Sound familiar? You’re not alone, particularly if you’ve been promoted to the role of sales manager from the ranks of salespeople.
With so many hats to wear and ever-increasing pressure on a sales manager to deliver results, those that seek assistance from inside and outside their team enjoy the greatest success.
Delegation allows you to focus on the key outcomes of your sales team and can be a basic driver of business growth and success.
“The best executive is the one who has sense enough to pick good men (and women) to do what he wants done, and self-restraint enough to keep from meddling with them while they do it” – Theodore Roosevelt
Delegation can deliver many benefits to you and your team, including:
- more effective management – more time to work on strategy, tactics and team development
- team members are given growth opportunities to develop and demonstrate their competencies
- team members are motivated to accept responsibility and practise accountability
- team members are inspired to perform with authority and efficiency
- learning is increased and experience gained
- trust is built in your team
- reduced delays in waiting for you, the sales manager, to make decisions and take action
You don’t have to do everything, even Batman had Robin
The benefits of, and need to delegate are often not easy for a sales manager to accept. There are many obstacles to successful delegation including:
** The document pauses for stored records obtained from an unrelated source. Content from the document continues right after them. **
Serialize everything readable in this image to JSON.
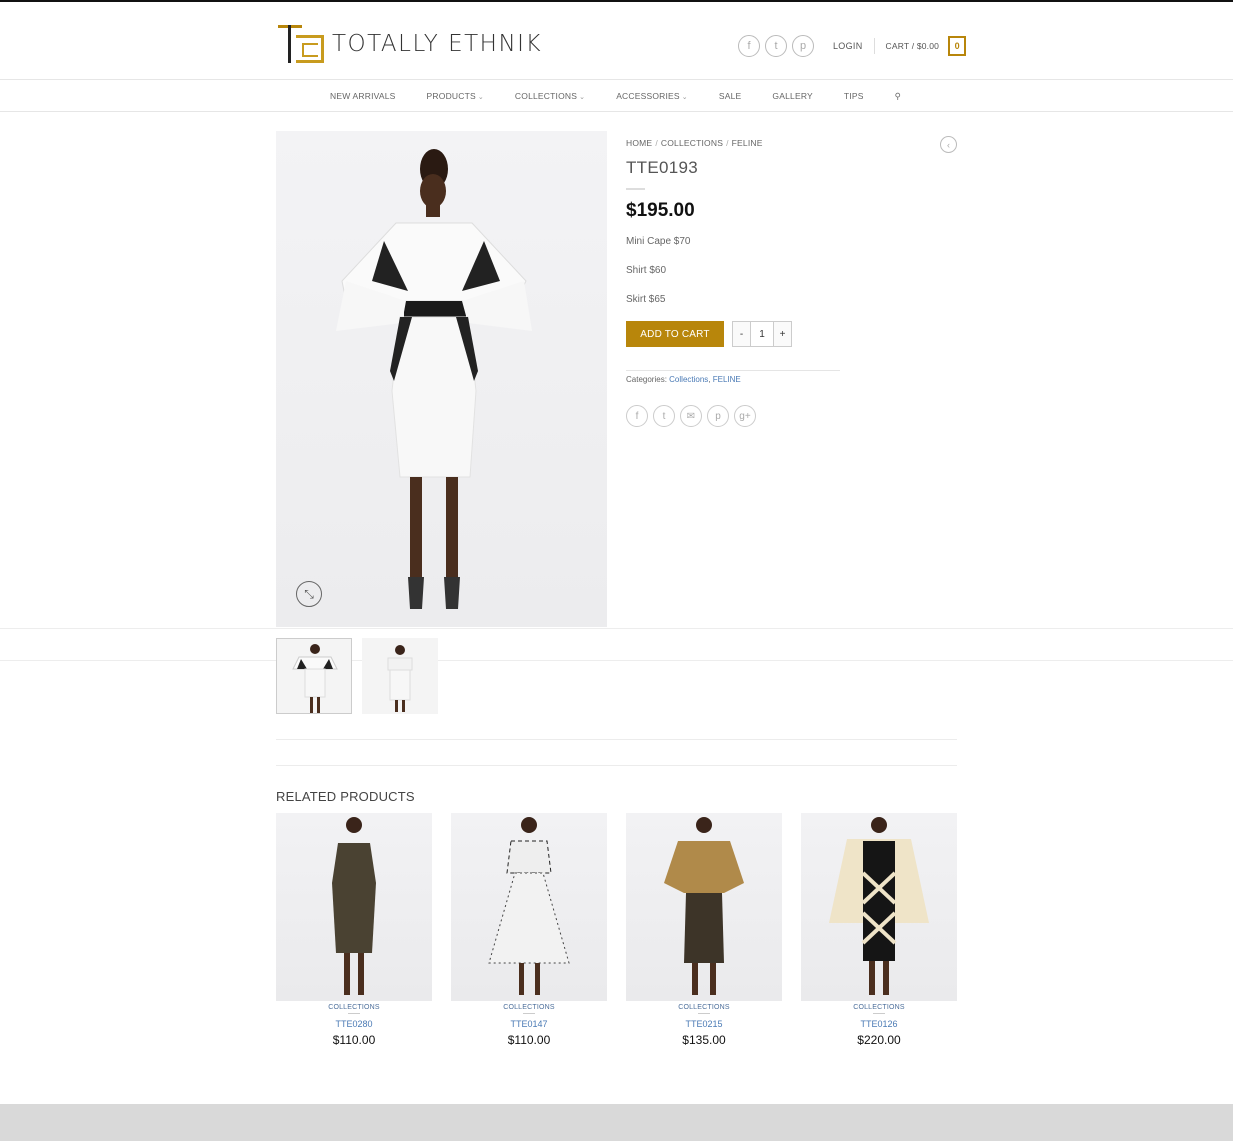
{
  "brand": {
    "name": "TOTALLY ETHNIK"
  },
  "header": {
    "social": [
      "facebook-icon",
      "twitter-icon",
      "pinterest-icon"
    ],
    "login_label": "LOGIN",
    "cart_label": "CART / $0.00",
    "cart_count": "0"
  },
  "nav": {
    "items": [
      {
        "label": "NEW ARRIVALS",
        "dropdown": false
      },
      {
        "label": "PRODUCTS",
        "dropdown": true
      },
      {
        "label": "COLLECTIONS",
        "dropdown": true
      },
      {
        "label": "ACCESSORIES",
        "dropdown": true
      },
      {
        "label": "SALE",
        "dropdown": false
      },
      {
        "label": "GALLERY",
        "dropdown": false
      },
      {
        "label": "TIPS",
        "dropdown": false
      }
    ]
  },
  "breadcrumb": {
    "items": [
      "HOME",
      "COLLECTIONS",
      "FELINE"
    ],
    "separator": "/"
  },
  "product": {
    "title": "TTE0193",
    "price": "$195.00",
    "desc": [
      "Mini Cape $70",
      "Shirt $60",
      "Skirt $65"
    ],
    "add_to_cart_label": "ADD TO CART",
    "qty_minus": "-",
    "qty_value": "1",
    "qty_plus": "+",
    "categories_label": "Categories:",
    "categories": [
      "Collections",
      "FELINE"
    ]
  },
  "share_icons": [
    "facebook-icon",
    "twitter-icon",
    "email-icon",
    "pinterest-icon",
    "google-plus-icon"
  ],
  "related": {
    "title": "RELATED PRODUCTS",
    "items": [
      {
        "category": "COLLECTIONS",
        "name": "TTE0280",
        "price": "$110.00"
      },
      {
        "category": "COLLECTIONS",
        "name": "TTE0147",
        "price": "$110.00"
      },
      {
        "category": "COLLECTIONS",
        "name": "TTE0215",
        "price": "$135.00"
      },
      {
        "category": "COLLECTIONS",
        "name": "TTE0126",
        "price": "$220.00"
      }
    ]
  },
  "colors": {
    "accent": "#b8860b",
    "link": "#4a7ab5"
  }
}
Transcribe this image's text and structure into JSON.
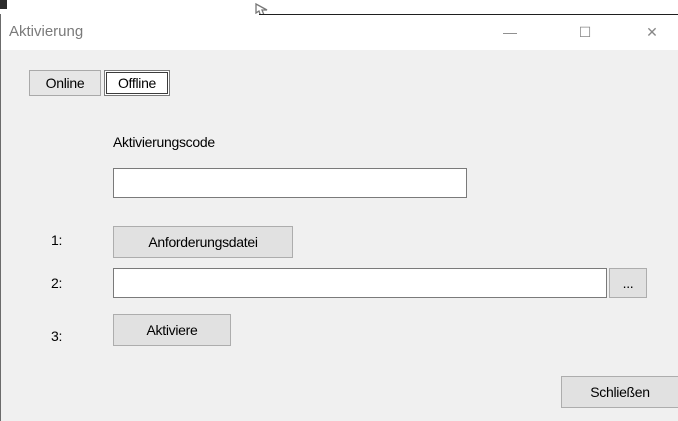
{
  "window": {
    "title": "Aktivierung",
    "controls": {
      "minimize_glyph": "—",
      "maximize_glyph": "☐",
      "close_glyph": "✕"
    }
  },
  "tabs": [
    {
      "label": "Online",
      "selected": false
    },
    {
      "label": "Offline",
      "selected": true
    }
  ],
  "offline": {
    "code_label": "Aktivierungscode",
    "code_value": "",
    "steps": [
      {
        "number": "1:",
        "button_label": "Anforderungsdatei"
      },
      {
        "number": "2:",
        "file_value": "",
        "browse_label": "..."
      },
      {
        "number": "3:",
        "button_label": "Aktiviere"
      }
    ]
  },
  "footer": {
    "close_label": "Schließen"
  },
  "icons": {
    "pointer": "hand-pointer-icon",
    "minimize": "minimize-icon",
    "maximize": "maximize-icon",
    "close": "close-icon"
  }
}
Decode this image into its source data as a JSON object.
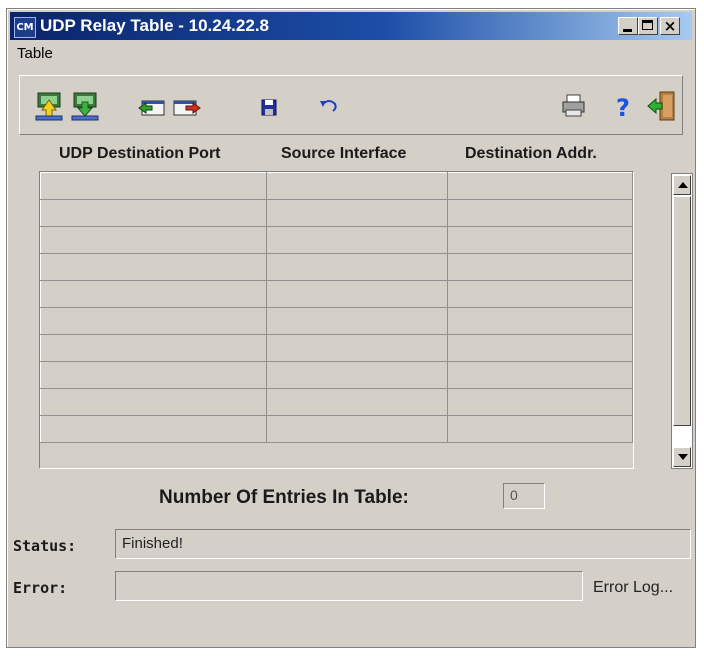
{
  "window": {
    "title": "UDP Relay Table - 10.24.22.8",
    "app_icon_text": "CM"
  },
  "menu": {
    "items": [
      {
        "label": "Table"
      }
    ]
  },
  "toolbar": {
    "buttons": [
      {
        "name": "upload-icon"
      },
      {
        "name": "download-icon"
      },
      {
        "name": "import-icon"
      },
      {
        "name": "export-icon"
      },
      {
        "name": "save-icon"
      },
      {
        "name": "undo-icon"
      },
      {
        "name": "print-icon"
      },
      {
        "name": "help-icon"
      },
      {
        "name": "exit-icon"
      }
    ]
  },
  "table": {
    "columns": [
      "UDP Destination Port",
      "Source Interface",
      "Destination Addr."
    ],
    "rows": []
  },
  "entries": {
    "label": "Number Of Entries In Table:",
    "value": "0"
  },
  "status": {
    "label": "Status:",
    "value": "Finished!"
  },
  "error": {
    "label": "Error:",
    "value": "",
    "log_label": "Error Log..."
  }
}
- fear of losing control
- ego – concern over losing ‘importance’
- lack of trust
- concern for an individuals ability to ‘step up’ to the delegated task
- lack of planning
To be a successful sales manager you need to understand these points of resistance and work on your own personal development to address each one.
“Delegating work works, providing the one delegating works too” – Robert Half
Delegation, done properly, will deliver synergistic benefits to all involved. When delegating, be sure to empower the individual to implement the plan. Support, monitor and follow-up, but don’t micro-manager. Be there to coach and review, but not to do. And most importantly, do not to over-delegate and to remember it is delegation, not ‘abdication’.
This article was previously posted on Linked In.